# [Collected data]
______________________________
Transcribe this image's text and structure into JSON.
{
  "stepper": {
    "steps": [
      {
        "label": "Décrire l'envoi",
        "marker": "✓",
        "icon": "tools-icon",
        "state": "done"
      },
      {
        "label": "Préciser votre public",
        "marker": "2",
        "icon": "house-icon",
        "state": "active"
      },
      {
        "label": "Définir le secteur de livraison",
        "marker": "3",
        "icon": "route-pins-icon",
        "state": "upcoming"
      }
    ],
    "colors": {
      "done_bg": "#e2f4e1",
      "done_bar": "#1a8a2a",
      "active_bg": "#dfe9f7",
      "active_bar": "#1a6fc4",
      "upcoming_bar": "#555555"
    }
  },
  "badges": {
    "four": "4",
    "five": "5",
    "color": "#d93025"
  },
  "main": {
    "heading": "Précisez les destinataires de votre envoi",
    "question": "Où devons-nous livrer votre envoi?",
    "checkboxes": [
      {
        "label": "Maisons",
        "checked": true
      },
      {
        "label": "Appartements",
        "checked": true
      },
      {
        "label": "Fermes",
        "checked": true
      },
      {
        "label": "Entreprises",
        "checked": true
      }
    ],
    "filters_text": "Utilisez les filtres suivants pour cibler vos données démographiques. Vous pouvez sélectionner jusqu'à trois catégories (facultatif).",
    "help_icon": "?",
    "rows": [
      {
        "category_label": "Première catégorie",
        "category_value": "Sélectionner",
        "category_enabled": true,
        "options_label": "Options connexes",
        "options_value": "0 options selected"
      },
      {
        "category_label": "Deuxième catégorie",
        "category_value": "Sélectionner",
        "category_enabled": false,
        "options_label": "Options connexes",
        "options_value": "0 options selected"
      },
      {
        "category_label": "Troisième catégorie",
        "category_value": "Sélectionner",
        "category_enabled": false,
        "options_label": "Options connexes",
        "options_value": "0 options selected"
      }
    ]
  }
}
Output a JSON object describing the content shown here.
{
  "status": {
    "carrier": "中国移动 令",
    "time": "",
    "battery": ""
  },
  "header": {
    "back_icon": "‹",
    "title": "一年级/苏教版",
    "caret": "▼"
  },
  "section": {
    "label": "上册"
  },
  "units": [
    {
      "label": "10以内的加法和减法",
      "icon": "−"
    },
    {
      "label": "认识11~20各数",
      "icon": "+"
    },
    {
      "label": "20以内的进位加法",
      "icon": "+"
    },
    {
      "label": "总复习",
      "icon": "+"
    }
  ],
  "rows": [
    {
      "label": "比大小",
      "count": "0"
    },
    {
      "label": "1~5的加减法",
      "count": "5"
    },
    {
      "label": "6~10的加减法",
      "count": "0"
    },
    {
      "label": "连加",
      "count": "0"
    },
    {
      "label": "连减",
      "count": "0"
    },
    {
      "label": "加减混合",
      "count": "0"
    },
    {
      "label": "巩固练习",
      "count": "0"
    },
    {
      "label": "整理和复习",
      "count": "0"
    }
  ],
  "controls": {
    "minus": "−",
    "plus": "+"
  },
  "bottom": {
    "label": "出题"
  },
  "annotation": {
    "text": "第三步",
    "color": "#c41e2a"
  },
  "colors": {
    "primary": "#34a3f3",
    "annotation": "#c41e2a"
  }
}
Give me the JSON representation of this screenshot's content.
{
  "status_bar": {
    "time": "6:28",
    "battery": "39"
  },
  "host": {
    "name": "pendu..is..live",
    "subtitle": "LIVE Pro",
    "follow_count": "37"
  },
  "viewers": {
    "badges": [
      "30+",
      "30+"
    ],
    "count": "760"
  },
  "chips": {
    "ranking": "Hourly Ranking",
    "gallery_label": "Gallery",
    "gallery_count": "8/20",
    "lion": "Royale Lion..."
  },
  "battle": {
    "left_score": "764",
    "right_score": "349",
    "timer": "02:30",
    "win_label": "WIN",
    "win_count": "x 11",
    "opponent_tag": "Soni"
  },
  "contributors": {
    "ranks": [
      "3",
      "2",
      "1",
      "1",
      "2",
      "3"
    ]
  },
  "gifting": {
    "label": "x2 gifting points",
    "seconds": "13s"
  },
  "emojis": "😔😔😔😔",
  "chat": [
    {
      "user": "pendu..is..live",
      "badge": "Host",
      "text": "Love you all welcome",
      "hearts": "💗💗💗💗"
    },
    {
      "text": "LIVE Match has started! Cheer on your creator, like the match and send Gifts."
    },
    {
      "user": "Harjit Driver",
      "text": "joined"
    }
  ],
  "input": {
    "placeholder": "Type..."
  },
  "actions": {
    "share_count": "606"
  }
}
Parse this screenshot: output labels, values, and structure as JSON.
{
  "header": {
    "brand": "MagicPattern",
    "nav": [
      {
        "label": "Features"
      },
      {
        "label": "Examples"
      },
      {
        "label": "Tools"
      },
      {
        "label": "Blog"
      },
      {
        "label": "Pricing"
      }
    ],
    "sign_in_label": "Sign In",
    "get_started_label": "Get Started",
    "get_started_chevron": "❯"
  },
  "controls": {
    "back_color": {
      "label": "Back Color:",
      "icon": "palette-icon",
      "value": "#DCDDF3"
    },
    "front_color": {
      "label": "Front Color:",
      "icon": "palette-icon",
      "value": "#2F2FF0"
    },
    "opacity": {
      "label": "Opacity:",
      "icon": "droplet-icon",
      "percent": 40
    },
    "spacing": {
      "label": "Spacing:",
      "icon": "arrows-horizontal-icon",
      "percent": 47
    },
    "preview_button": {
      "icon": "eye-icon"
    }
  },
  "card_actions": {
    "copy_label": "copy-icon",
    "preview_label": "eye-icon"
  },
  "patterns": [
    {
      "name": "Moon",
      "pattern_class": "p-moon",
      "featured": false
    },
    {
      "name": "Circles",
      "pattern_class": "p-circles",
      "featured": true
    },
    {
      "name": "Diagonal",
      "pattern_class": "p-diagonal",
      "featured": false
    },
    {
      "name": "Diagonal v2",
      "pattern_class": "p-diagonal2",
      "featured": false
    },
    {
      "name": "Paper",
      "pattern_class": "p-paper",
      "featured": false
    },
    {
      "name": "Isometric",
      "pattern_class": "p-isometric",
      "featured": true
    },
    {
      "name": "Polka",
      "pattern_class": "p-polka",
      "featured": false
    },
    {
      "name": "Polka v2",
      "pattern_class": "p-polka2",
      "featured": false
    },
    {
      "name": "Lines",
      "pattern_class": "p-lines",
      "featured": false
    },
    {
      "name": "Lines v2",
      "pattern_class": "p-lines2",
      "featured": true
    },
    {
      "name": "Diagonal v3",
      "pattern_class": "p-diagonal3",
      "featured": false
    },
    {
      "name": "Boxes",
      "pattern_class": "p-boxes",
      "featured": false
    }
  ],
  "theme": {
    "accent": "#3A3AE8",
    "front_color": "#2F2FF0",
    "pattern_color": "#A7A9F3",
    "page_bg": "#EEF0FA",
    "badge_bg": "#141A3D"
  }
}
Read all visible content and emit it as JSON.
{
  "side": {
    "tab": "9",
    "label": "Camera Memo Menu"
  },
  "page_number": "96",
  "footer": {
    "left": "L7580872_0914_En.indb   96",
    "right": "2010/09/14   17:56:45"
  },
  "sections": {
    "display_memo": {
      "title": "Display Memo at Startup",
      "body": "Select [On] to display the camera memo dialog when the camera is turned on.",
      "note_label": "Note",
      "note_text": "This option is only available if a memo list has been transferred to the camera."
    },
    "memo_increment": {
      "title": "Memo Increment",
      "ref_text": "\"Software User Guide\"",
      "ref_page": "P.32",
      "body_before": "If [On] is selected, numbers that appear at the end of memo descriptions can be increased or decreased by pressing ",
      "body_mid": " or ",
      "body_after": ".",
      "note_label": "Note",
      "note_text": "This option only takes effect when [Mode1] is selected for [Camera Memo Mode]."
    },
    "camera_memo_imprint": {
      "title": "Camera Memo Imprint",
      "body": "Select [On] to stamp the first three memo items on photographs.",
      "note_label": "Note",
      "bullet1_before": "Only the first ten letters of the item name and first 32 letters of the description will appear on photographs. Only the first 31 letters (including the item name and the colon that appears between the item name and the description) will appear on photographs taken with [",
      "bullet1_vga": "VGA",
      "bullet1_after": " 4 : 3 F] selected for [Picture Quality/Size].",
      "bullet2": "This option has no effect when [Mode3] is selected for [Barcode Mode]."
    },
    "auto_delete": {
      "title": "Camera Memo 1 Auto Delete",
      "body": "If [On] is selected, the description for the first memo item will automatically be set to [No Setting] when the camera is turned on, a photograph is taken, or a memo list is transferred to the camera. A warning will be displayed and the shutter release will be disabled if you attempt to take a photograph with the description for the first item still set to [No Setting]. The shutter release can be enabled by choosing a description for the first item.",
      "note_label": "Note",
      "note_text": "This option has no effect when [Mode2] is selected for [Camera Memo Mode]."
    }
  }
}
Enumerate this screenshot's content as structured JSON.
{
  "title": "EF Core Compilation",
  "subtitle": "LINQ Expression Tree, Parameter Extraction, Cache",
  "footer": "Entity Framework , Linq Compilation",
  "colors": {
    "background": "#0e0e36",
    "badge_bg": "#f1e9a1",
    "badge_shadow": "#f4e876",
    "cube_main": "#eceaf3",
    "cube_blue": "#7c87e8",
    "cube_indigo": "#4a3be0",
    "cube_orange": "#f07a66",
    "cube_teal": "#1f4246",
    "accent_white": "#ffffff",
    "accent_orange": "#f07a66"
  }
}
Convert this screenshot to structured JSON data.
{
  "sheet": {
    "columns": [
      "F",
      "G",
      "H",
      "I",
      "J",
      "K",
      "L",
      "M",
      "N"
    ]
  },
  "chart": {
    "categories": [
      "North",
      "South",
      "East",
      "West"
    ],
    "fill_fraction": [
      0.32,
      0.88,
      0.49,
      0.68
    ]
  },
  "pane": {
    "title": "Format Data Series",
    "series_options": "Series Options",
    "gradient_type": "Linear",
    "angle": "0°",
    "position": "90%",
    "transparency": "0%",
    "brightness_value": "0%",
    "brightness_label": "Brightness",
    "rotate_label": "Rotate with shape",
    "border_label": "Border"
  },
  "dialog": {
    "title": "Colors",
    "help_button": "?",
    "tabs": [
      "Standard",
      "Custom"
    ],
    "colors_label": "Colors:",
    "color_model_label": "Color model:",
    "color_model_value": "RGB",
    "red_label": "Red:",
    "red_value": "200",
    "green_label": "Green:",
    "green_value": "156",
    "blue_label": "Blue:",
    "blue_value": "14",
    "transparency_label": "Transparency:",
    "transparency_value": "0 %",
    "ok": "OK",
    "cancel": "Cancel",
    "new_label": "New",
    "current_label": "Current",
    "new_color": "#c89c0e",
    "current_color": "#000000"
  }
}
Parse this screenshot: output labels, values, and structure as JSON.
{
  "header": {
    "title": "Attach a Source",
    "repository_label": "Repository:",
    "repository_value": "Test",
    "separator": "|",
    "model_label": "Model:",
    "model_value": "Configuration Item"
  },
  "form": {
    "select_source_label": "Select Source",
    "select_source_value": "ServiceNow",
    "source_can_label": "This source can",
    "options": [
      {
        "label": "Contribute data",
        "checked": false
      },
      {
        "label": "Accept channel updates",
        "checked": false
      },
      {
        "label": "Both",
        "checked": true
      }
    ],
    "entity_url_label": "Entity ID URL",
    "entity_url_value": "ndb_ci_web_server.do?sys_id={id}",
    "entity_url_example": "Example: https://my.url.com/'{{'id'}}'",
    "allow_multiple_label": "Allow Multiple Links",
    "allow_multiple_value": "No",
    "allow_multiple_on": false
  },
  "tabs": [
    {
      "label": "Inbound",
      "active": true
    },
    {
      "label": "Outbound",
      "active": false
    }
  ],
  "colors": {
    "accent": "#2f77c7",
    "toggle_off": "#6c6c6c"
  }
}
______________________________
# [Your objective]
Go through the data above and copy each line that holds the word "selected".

# [The completed task]
        "options_value": "0 options selected"
        "options_value": "0 options selected"
        "options_value": "0 options selected"
      "body_before": "If [On] is selected, numbers that appear at the end of memo descriptions can be increased or decreased by pressing ",
      "note_text": "This option only takes effect when [Mode1] is selected for [Camera Memo Mode]."
      "bullet1_after": " 4 : 3 F] selected for [Picture Quality/Size].",
      "bullet2": "This option has no effect when [Mode3] is selected for [Barcode Mode]."
      "body": "If [On] is selected, the description for the first memo item will automatically be set to [No Setting] when the camera is turned on, a photograph is taken, or a memo list is transferred to the camera. A warning will be displayed and the shutter release will be disabled if you attempt to take a photograph with the description for the first item still set to [No Setting]. The shutter release can be enabled by choosing a description for the first item.",
      "note_text": "This option has no effect when [Mode2] is selected for [Camera Memo Mode]."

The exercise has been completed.